Tax Reform Is Hard

Reports today indicate that House Speaker John Boehner is going to make tax reform the centerpiece of his jobs program later today. Tax reform is, I think, an excellent idea that could do something to make America more prosperous over the long run. In terms of addressing the jobs crisis, it’s not much better than the snakes strategy but it’s something. One problem here, however, is that, as Diane Lim Rogers argues, a serious pro-growth tax reform can’t just be more deficit-financed tax cuts for the rich, which, realistically, is what Boehner is going to propose.

A larger issue here is that serious pro-growth reform is simply extremely difficult to enact. It’s easy to kind of screw around with the tax code in little ways, but the big changes that could make a big difference are very hard to make. Consider, for example, American tax policy’s lavish subsidization of churches and other religious institutions. This is, in essence, the ultimate failed industrial policy boondoggle. And yet, it’s not going anywhere.

We’re not Aztecs who think erecting majestic religious structures is going to produce the favor of the gods which produces good weather which produces high agricultural yields. In that theological scheme, investing public resources in subsidized religious structures makes perfect sense. In fact, it’s mission-critical public infrastructure. They built temples to ensure the productivity of their corn fields, we build freight rail lines to ensure that the corn can be moved to market in a cost-effective way. The difference is that freight trains really do let you carry agricultural products efficiently while grand temples don’t increase yields. But instead of deciding that the problem with public subsidies for religious structures is that they’re a waste of resources, we’ve decided that the problem is they’re unfair. So rather than taxing productive work to support a particular socialist state religion, we use the charitable deduction from the income tax and the exclusion of churches from property taxes to create a broad-based subsidy of a diverse set of religious institutions.

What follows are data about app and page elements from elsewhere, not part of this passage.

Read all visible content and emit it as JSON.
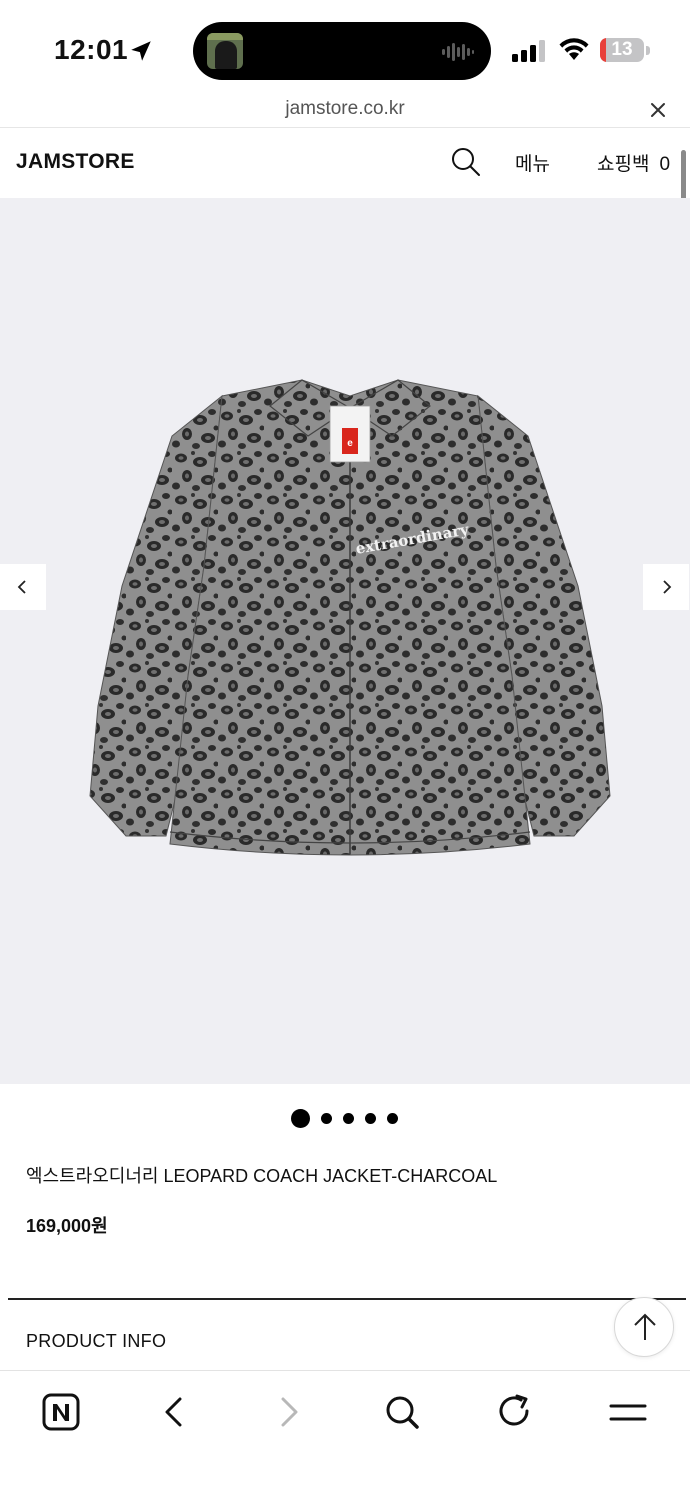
{
  "status_bar": {
    "time": "12:01",
    "battery_level": "13",
    "battery_fraction": 0.13,
    "battery_color": "#e8403a",
    "icons": [
      "location-arrow-icon",
      "audio-wave-icon",
      "cellular-signal-icon",
      "wifi-icon",
      "battery-icon"
    ]
  },
  "browser": {
    "url": "jamstore.co.kr",
    "toolbar_icons": [
      "naver-home-icon",
      "back-icon",
      "forward-icon",
      "search-icon",
      "reload-icon",
      "menu-icon"
    ]
  },
  "header": {
    "logo": "JAMSTORE",
    "menu_label": "메뉴",
    "cart_label": "쇼핑백",
    "cart_count": "0"
  },
  "gallery": {
    "background": "#efeff3",
    "slide_count": 5,
    "active_slide": 1,
    "jacket_print": "extraordinary"
  },
  "product": {
    "name": "엑스트라오디너리 LEOPARD COACH JACKET-CHARCOAL",
    "price": "169,000원"
  },
  "sections": {
    "info_heading": "PRODUCT INFO"
  }
}
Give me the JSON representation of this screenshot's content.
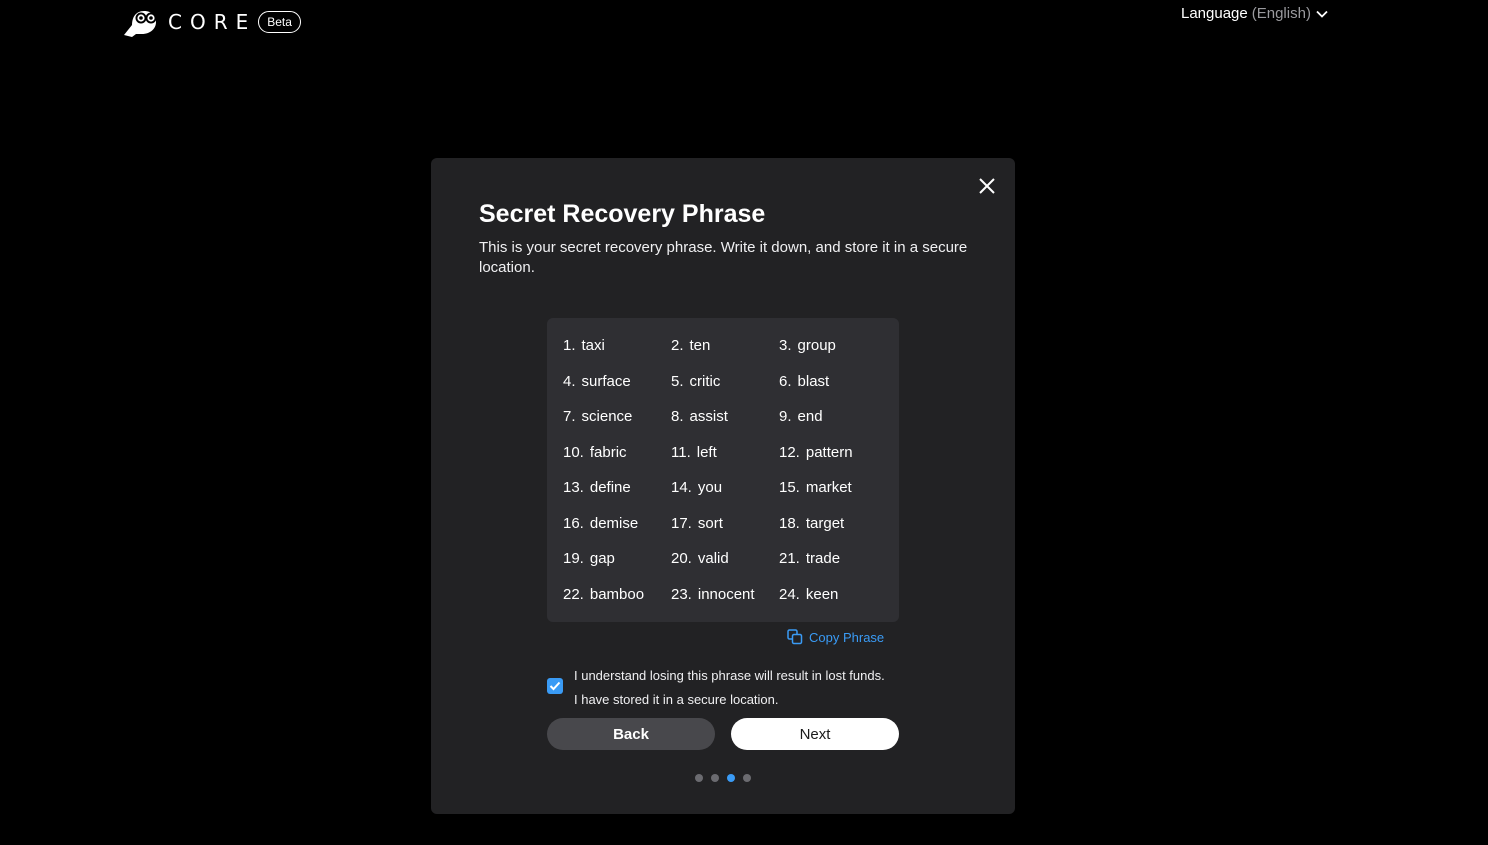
{
  "header": {
    "brand": "CORE",
    "badge": "Beta",
    "language_label": "Language",
    "language_value": "(English)"
  },
  "modal": {
    "title": "Secret Recovery Phrase",
    "description": "This is your secret recovery phrase. Write it down, and store it in a secure location.",
    "words": [
      {
        "num": "1.",
        "word": "taxi"
      },
      {
        "num": "2.",
        "word": "ten"
      },
      {
        "num": "3.",
        "word": "group"
      },
      {
        "num": "4.",
        "word": "surface"
      },
      {
        "num": "5.",
        "word": "critic"
      },
      {
        "num": "6.",
        "word": "blast"
      },
      {
        "num": "7.",
        "word": "science"
      },
      {
        "num": "8.",
        "word": "assist"
      },
      {
        "num": "9.",
        "word": "end"
      },
      {
        "num": "10.",
        "word": "fabric"
      },
      {
        "num": "11.",
        "word": "left"
      },
      {
        "num": "12.",
        "word": "pattern"
      },
      {
        "num": "13.",
        "word": "define"
      },
      {
        "num": "14.",
        "word": "you"
      },
      {
        "num": "15.",
        "word": "market"
      },
      {
        "num": "16.",
        "word": "demise"
      },
      {
        "num": "17.",
        "word": "sort"
      },
      {
        "num": "18.",
        "word": "target"
      },
      {
        "num": "19.",
        "word": "gap"
      },
      {
        "num": "20.",
        "word": "valid"
      },
      {
        "num": "21.",
        "word": "trade"
      },
      {
        "num": "22.",
        "word": "bamboo"
      },
      {
        "num": "23.",
        "word": "innocent"
      },
      {
        "num": "24.",
        "word": "keen"
      }
    ],
    "copy_label": "Copy Phrase",
    "terms_line1": "I understand losing this phrase will result in lost funds.",
    "terms_line2": "I have stored it in a secure location.",
    "terms_checked": true,
    "back_label": "Back",
    "next_label": "Next",
    "step_total": 4,
    "step_current": 3
  },
  "colors": {
    "accent": "#3a9bf5",
    "background": "#000000",
    "modal": "#222224",
    "phrase_box": "#2f2f33"
  },
  "icons": [
    "owl-logo-icon",
    "chevron-down-icon",
    "close-icon",
    "copy-icon",
    "checkmark-icon"
  ]
}
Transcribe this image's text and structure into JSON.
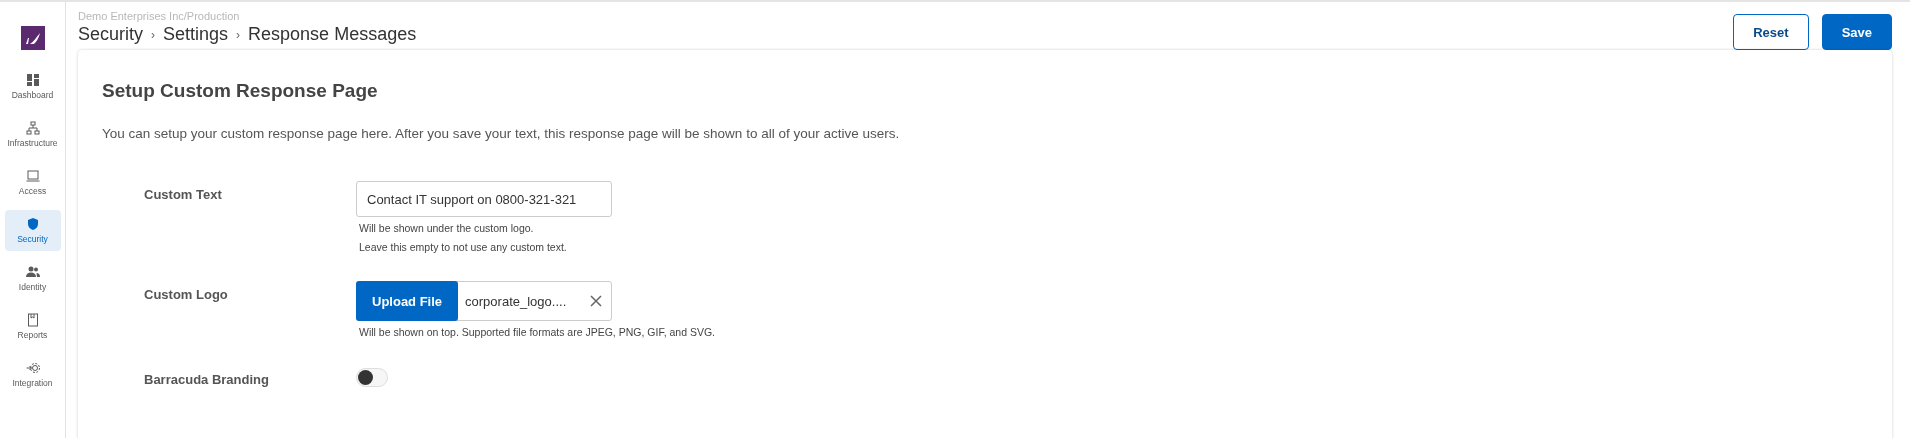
{
  "sidebar": {
    "items": [
      {
        "label": "Dashboard",
        "selected": false
      },
      {
        "label": "Infrastructure",
        "selected": false
      },
      {
        "label": "Access",
        "selected": false
      },
      {
        "label": "Security",
        "selected": true
      },
      {
        "label": "Identity",
        "selected": false
      },
      {
        "label": "Reports",
        "selected": false
      },
      {
        "label": "Integration",
        "selected": false
      }
    ]
  },
  "header": {
    "organization": "Demo Enterprises Inc/Production",
    "breadcrumb": [
      "Security",
      "Settings",
      "Response Messages"
    ],
    "separator": "›",
    "buttons": [
      {
        "label": "Reset",
        "kind": "secondary"
      },
      {
        "label": "Save",
        "kind": "primary"
      }
    ]
  },
  "card": {
    "title": "Setup Custom Response Page",
    "description": "You can setup your custom response page here. After you save your text, this response page will be shown to all of your active users.",
    "fields": [
      {
        "kind": "text",
        "label": "Custom Text",
        "value": "Contact IT support on 0800-321-321",
        "help": [
          "Will be shown under the custom logo.",
          "Leave this empty to not use any custom text."
        ]
      },
      {
        "kind": "file",
        "label": "Custom Logo",
        "button": "Upload File",
        "value": "corporate_logo....",
        "help": [
          "Will be shown on top. Supported file formats are JPEG, PNG, GIF, and SVG."
        ]
      },
      {
        "kind": "toggle",
        "label": "Barracuda Branding",
        "on": false
      }
    ]
  }
}
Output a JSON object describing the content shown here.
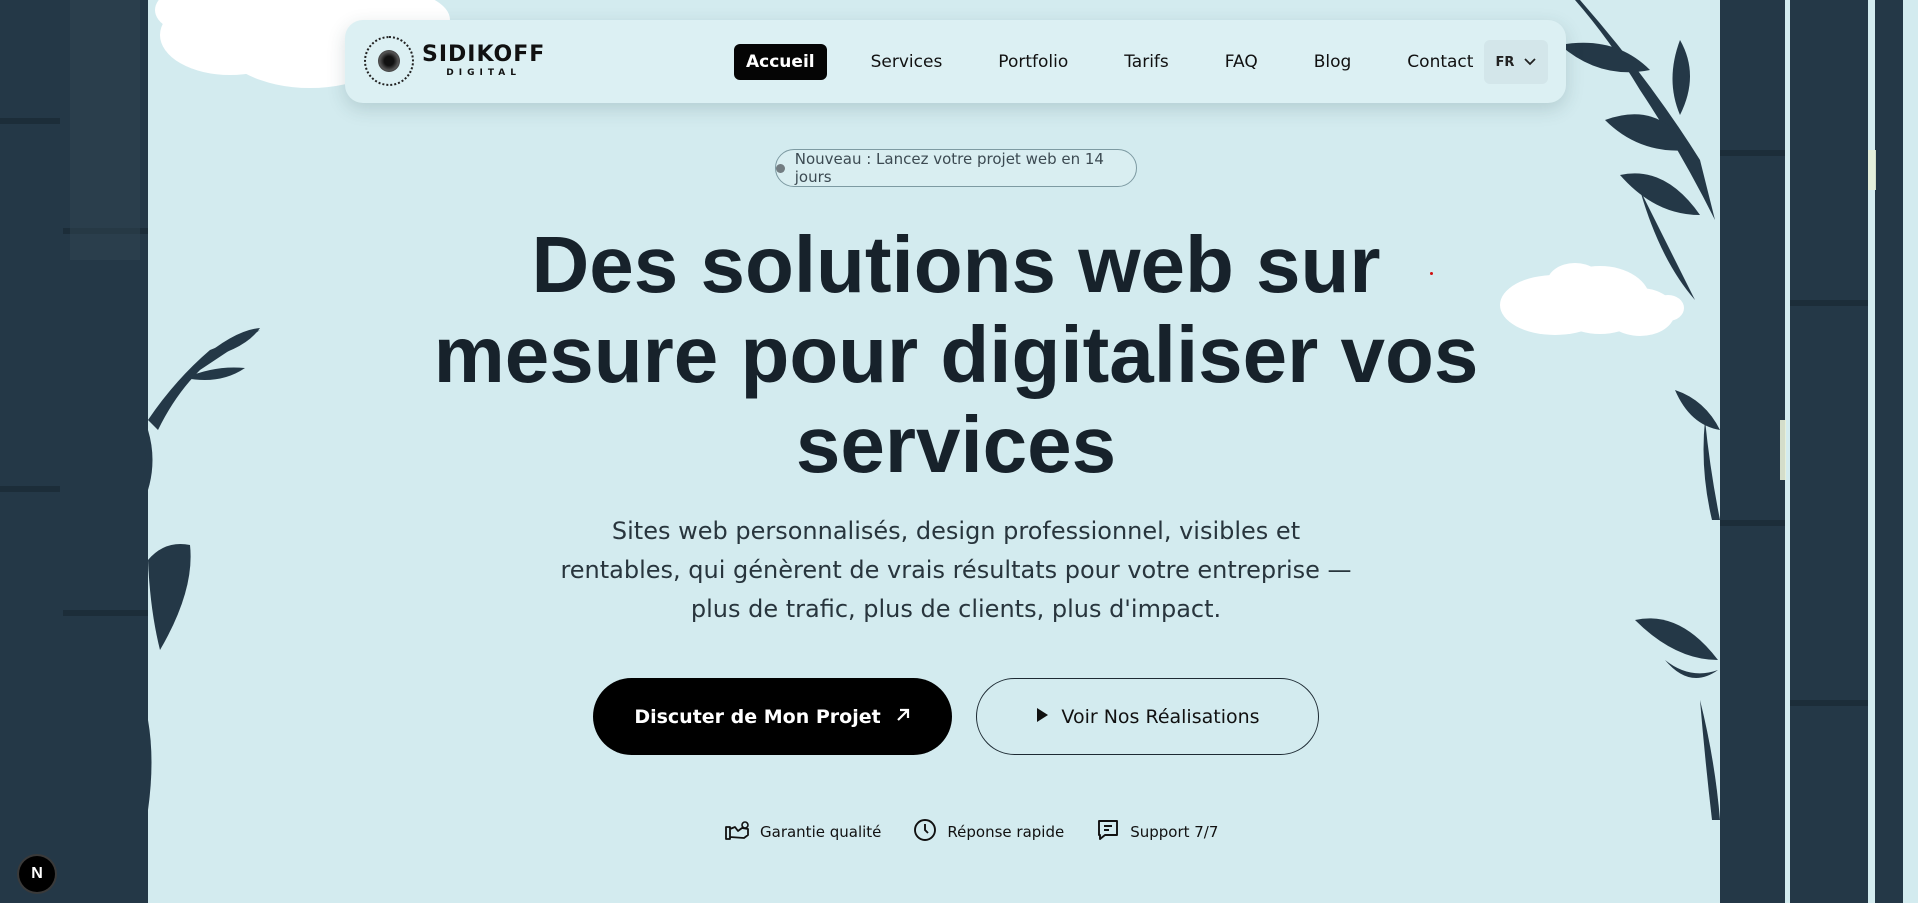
{
  "brand": {
    "name": "SIDIKOFF",
    "tagline": "DIGITAL",
    "logo_ring_text": "SIDIKOFF DIGITAL"
  },
  "nav": {
    "items": [
      {
        "label": "Accueil",
        "active": true
      },
      {
        "label": "Services",
        "active": false
      },
      {
        "label": "Portfolio",
        "active": false
      },
      {
        "label": "Tarifs",
        "active": false
      },
      {
        "label": "FAQ",
        "active": false
      },
      {
        "label": "Blog",
        "active": false
      },
      {
        "label": "Contact",
        "active": false
      }
    ],
    "language": "FR"
  },
  "hero": {
    "badge": "Nouveau : Lancez votre projet web en 14 jours",
    "title_lines": [
      "Des solutions web sur",
      "mesure pour digitaliser vos",
      "services"
    ],
    "subtitle_lines": [
      "Sites web personnalisés, design professionnel, visibles et",
      "rentables, qui génèrent de vrais résultats pour votre entreprise —",
      "plus de trafic, plus de clients, plus d'impact."
    ],
    "cta_primary": "Discuter de Mon Projet",
    "cta_secondary": "Voir Nos Réalisations",
    "features": [
      {
        "icon": "quality-icon",
        "label": "Garantie qualité"
      },
      {
        "icon": "clock-icon",
        "label": "Réponse rapide"
      },
      {
        "icon": "chat-icon",
        "label": "Support 7/7"
      }
    ]
  },
  "dev_badge": "N",
  "colors": {
    "background": "#d3ebef",
    "foliage": "#243847",
    "text": "#17222b",
    "button": "#000000"
  }
}
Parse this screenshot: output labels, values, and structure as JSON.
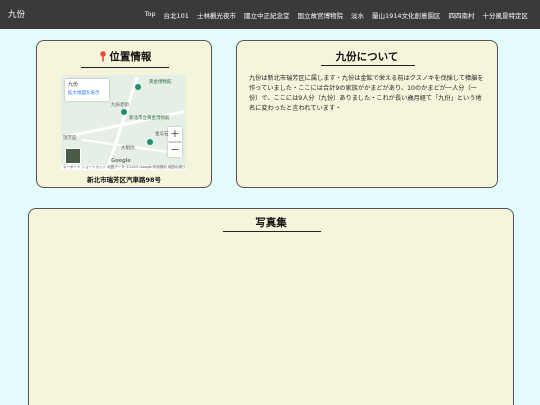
{
  "nav": {
    "brand": "九份",
    "links": [
      "Top",
      "台北101",
      "士林觀光夜市",
      "國立中正紀念堂",
      "国立故宮博物院",
      "淡水",
      "蘭山1914文化創意園区",
      "四四南村",
      "十分風景特定区"
    ]
  },
  "location": {
    "title": "位置情報",
    "pin_icon": "map-pin-icon",
    "address": "新北市瑞芳区汽車路98号",
    "map": {
      "info_title": "九份",
      "info_link": "拡大地図を表示",
      "zoom_in": "+",
      "zoom_out": "−",
      "labels": {
        "museum": "黄金博物館",
        "shinbashi": "九份老街",
        "school": "新北市立黄金博物館",
        "area1": "金瓜石",
        "area2": "大粗坑",
        "area3": "瑞芳區"
      },
      "attribution": "キーボード ショートカット   地図データ ©2023 Google   利用規約   地図の誤りを報告する",
      "google": "Google"
    }
  },
  "about": {
    "title": "九份について",
    "text": "九份は新北市瑞芳区に属します・九份は金鉱で栄える前はクスノキを伐採して樟脳を作っていました・ここには合計9の家族がかまどがあり、10のかまどが一人分（一份）で、ここには9人分（九份）ありました・これが長い歳月経て「九份」という地名に変わったと言われています・"
  },
  "gallery": {
    "title": "写真集"
  }
}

That this is wasteful isn’t even remotely controversial. It’s clear that the elasticity of investment in religious structures is very high, with rich congregations and poor congregations inhabiting wildly different structures. Yet nobody denies that in God’s eyes, a humble church full of sincere worshippers is just as good as the grandest one imaginable.


So why don’t we scrap it? Well, we don’t scrap it because economic efficiency isn’t the real issue here. Religious institutions have positive affect. Clergymen are good people. We like them, and we like piety. We also like doctors and nurses. Homeownership is a good thing. The person who wants to hustle a little bit to afford a downpayment on a new home is a worthy striver, totally unlike the person who wants to hustle a little to afford some gold chains. We subsidize things that sound like things a nice, responsible person would do. Buy a home. Donate money to a church and to your alma mater. But you get the real productivity gains from tax reform precisely by goring those oxen and redirecting resources to crasser sectors of the economy. Talking about corporate jets is better messaging because that loophole is in there for purely corrupt reasons, but by the same token, it’s not a huge deal in the scheme of things. To make the gains, you need to tackle the deductions that sound good.